▸ Exercise directions:
Using the data below, copy each line that includes the word "Maldives".
Source material: Begin
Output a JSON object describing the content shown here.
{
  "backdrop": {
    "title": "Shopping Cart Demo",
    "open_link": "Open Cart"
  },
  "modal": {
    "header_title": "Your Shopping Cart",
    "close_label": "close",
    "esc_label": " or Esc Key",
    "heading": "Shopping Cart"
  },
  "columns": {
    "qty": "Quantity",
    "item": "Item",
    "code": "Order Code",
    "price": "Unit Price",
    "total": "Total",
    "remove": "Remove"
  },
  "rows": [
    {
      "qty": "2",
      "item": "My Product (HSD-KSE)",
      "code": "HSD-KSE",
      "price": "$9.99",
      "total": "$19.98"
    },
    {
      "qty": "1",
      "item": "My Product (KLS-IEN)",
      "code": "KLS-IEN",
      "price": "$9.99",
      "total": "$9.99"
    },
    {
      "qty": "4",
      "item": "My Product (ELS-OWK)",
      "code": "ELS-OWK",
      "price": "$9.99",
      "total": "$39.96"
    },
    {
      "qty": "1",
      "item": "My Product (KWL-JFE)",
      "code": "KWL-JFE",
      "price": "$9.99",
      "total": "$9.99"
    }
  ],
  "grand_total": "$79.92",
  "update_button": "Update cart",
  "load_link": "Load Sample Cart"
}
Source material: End
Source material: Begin
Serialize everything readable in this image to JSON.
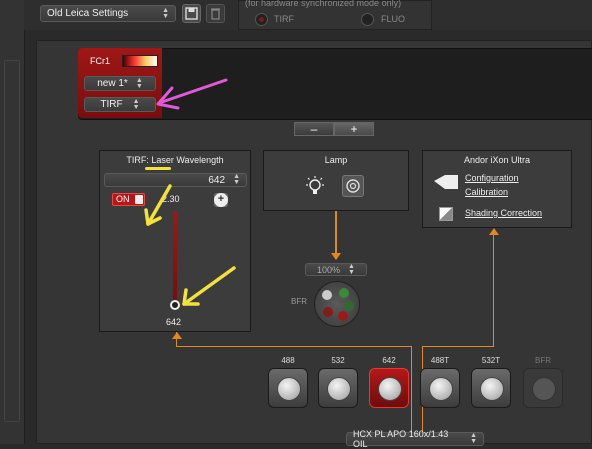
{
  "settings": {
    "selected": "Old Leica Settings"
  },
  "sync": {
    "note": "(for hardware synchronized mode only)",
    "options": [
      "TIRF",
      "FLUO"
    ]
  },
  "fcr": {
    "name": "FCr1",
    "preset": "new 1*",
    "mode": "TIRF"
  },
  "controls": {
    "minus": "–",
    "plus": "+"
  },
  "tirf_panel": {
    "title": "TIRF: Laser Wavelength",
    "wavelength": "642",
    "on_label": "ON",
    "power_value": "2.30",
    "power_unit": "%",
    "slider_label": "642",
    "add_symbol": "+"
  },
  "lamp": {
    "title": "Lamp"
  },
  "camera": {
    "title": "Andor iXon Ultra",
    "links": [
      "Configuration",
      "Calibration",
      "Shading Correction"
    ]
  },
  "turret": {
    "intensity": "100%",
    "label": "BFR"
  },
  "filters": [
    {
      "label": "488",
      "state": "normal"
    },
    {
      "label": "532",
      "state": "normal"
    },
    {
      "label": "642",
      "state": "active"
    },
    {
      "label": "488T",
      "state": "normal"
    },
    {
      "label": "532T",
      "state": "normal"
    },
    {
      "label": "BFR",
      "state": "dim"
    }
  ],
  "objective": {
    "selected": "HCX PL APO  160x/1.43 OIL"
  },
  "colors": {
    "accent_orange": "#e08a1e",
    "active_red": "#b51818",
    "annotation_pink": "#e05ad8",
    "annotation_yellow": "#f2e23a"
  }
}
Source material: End
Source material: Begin
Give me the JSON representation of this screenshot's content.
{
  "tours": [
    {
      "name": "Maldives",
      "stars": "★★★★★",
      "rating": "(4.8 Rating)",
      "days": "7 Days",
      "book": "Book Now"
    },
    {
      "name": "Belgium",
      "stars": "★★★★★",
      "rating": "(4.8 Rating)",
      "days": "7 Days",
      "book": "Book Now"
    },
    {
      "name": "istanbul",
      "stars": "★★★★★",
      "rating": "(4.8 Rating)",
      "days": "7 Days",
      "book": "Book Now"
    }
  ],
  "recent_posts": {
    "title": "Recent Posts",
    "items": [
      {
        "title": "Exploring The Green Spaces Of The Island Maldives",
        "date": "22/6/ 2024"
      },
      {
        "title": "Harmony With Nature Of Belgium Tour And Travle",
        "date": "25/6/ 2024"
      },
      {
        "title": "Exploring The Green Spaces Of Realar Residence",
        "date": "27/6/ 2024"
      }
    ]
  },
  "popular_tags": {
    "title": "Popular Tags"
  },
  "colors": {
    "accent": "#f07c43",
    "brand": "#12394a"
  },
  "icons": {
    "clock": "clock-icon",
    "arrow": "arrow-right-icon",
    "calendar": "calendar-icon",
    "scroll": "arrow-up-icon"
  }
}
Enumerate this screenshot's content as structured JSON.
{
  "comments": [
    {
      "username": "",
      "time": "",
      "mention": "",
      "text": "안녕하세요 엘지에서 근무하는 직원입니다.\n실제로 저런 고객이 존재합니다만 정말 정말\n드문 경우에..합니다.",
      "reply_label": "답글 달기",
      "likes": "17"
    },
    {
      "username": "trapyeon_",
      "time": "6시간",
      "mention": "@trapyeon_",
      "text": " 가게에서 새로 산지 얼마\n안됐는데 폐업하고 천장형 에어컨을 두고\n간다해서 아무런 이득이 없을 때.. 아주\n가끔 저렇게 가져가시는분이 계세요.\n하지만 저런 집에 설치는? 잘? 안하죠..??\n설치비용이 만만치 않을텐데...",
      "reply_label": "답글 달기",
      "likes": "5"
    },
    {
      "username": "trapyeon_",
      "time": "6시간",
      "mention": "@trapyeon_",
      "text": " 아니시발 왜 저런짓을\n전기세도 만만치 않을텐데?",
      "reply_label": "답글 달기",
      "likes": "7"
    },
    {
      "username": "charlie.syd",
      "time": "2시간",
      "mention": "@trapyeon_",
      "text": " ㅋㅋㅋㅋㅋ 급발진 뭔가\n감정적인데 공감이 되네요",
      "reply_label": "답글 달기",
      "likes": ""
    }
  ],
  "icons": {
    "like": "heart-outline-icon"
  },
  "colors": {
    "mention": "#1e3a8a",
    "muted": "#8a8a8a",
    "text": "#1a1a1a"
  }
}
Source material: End
▸ Problem solution:
      "name": "Maldives",
        "title": "Exploring The Green Spaces Of The Island Maldives",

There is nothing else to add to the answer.